Repeat the entries in full. Each line must match exactly.

[Entries from a dataset of interfaces]
★ ★ ★

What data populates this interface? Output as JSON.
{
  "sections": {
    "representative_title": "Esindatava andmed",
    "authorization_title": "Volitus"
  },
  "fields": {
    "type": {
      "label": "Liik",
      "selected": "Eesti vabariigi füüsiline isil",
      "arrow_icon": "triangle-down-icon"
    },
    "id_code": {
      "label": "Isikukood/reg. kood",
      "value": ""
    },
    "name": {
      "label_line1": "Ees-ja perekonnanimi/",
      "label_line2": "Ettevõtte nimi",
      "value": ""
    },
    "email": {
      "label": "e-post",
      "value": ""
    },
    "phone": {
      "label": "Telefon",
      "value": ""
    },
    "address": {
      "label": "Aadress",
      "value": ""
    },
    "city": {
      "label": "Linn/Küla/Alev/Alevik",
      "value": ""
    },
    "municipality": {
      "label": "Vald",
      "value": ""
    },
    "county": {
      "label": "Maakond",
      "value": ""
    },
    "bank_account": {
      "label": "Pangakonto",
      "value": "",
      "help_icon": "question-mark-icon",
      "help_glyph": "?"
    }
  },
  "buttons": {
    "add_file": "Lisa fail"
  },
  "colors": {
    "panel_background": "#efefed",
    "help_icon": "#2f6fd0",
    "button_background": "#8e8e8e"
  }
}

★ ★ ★

> [Response to this exercise]
What data populates this interface? Output as JSON.
{
  "sections": {
    "representative_title": "Esindatava andmed",
    "authorization_title": "Volitus"
  },
  "fields": {
    "type": {
      "label": "Liik",
      "selected": "Eesti vabariigi füüsiline isil",
      "arrow_icon": "triangle-down-icon"
    },
    "id_code": {
      "label": "Isikukood/reg. kood",
      "value": ""
    },
    "name": {
      "label_line1": "Ees-ja perekonnanimi/",
      "label_line2": "Ettevõtte nimi",
      "value": ""
    },
    "email": {
      "label": "e-post",
      "value": ""
    },
    "phone": {
      "label": "Telefon",
      "value": ""
    },
    "address": {
      "label": "Aadress",
      "value": ""
    },
    "city": {
      "label": "Linn/Küla/Alev/Alevik",
      "value": ""
    },
    "municipality": {
      "label": "Vald",
      "value": ""
    },
    "county": {
      "label": "Maakond",
      "value": ""
    },
    "bank_account": {
      "label": "Pangakonto",
      "value": "",
      "help_icon": "question-mark-icon",
      "help_glyph": "?"
    }
  },
  "buttons": {
    "add_file": "Lisa fail"
  },
  "colors": {
    "panel_background": "#efefed",
    "help_icon": "#2f6fd0",
    "button_background": "#8e8e8e"
  }
}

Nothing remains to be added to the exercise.